People who have had chronic illness, tiredness, and/or depression often exhibit trigger points in many of their spinal muscles.
How do we treat trigger points?
We use a variety of soft tissue techniques to de-activate trigger points, such as:
- Trigger point therapy
- Dry needling
- Cold Laser Therapy
Acupuncture, dry needling, trigger point therapy and cold laser therapy have been shown to be effective treatment modalities that can provide prompt relief of muscle pain and stiffness. With acupuncture or dry needling, we use very fine needles to precisely treat the painful trigger point and relax the muscles. Cold laser therapy is very effective and is always used when there is a fear of needles. We call it acupuncture without the puncture – and it is completely painless.
What does trigger point therapy feel like?
Trigger point work involves thumb and finger pressure applied over the tight, painful tissues. We always work to the individual’s pain tolerance. Treatment can be moderately uncomfortable for a few seconds but as the trigger point relaxes the pain rapidly passes. You guide us as to how much pressure you can stand. Most people describe the discomfort as short lived and as a “good hurt”. The chronic pain someone experiences due to a myofascial pain syndrome is much more uncomfortable than the treatment itself! The relief from trigger point therapy can be remarkable.
How many treatments will I need?
Every case is different and recovery depends on the overall health of the individual, length of time that the problem has existed (chronicity) and the complexity of the trigger point pattern.
People often report significant relief after the first several visits. Chronic, long-standing problems can take several weeks (6-12 visits) of treatment. Exercises are prescribed during this time so that muscles are retrained and strengthened to ensure optimal recovery.
Is there anything I can take or do to get rid of trigger points?
We frequently recommend various natural supplements which can ease pain and assist in the recovery of myofascial pain syndrome. A good diet, adequate rest, and specific exercises are very helpful. We always prescribe advice about the best course for each individual. We will teach you how to self-manage your activities of daily living in order to avoid re-injury or aggravation of any chronic condition. Our aim is to get you back into the game of life – and to help you function to the best of your abilities!
Who can I talk to?

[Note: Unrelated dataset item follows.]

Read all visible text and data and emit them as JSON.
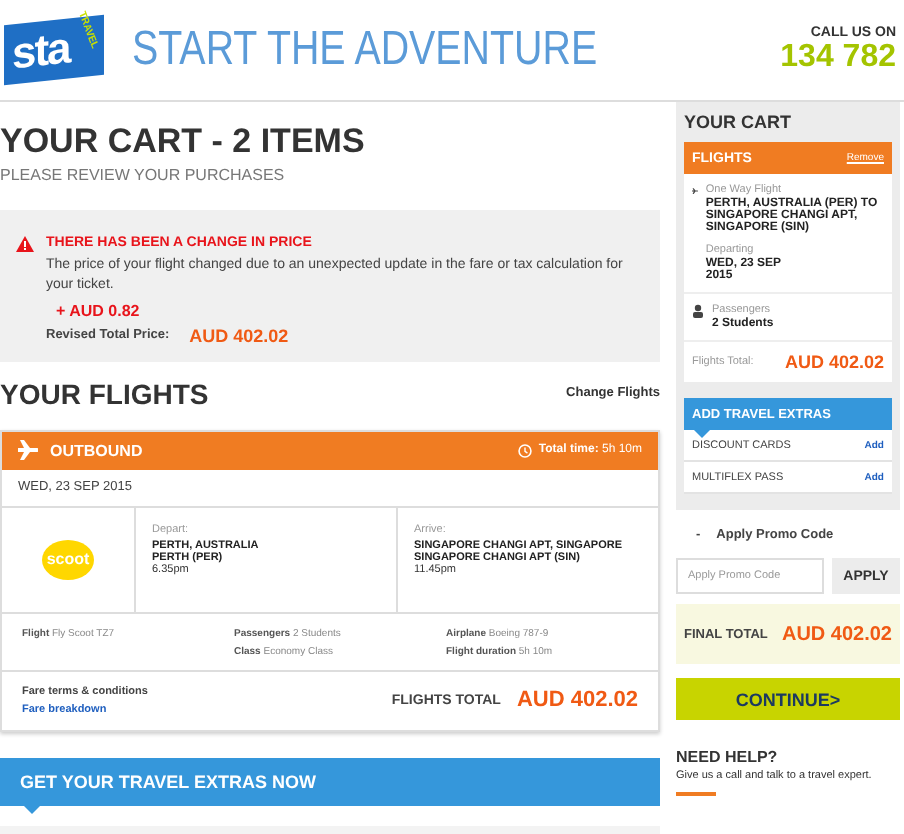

Optimal spinal health and joint function are underpinned by strong muscles and resilient connective tissues. Over the past 50 years, our team at Burswood Health has developed and refined a system of treating chronic musculoskeletal pain aimed at improving soft tissue health. Our team of chiropractors, podiatrists and occupational therapists are all proficient in soft tissue therapy. If you suffer from chronic pain and have never had soft tissue therapy – then you haven’t tried one of the most important therapies that could help you.
The first step is to call and make an appointment to talk to us. We will take your history and thoroughly examine the cause and nature of your pain. Our approach is gentle and caring – and our entire team is here to help you. Call us on 089 361 2628 to arrange an appointment so we can help you.
Practitioners who can help you with this issue
Dr Paul Staerker
Chiropractor, AAS (Chem), B Sc DC Go to Dr Paul's profile
Dr Peter Byrner
Chiropractor, M Chiro Sc, B App Sc (Chiro) Go to Dr Peter's profile
Dr Karin Scott
Science/Chiropractic- Murdoch University Go to Dr Karin's profile
Dr Andrew Knowles
Bachelor of Science (Chiropractic) Go to Dr Andrew's profile
Dr Kirsty Sterle
Chiropractor, B Sc (Chiro), B Chiro Go to Dr Kirsty's profile
Dr Angus Chow
Chiropractor, B Sc (Chiro), B Chiro Go to Dr Angus' profile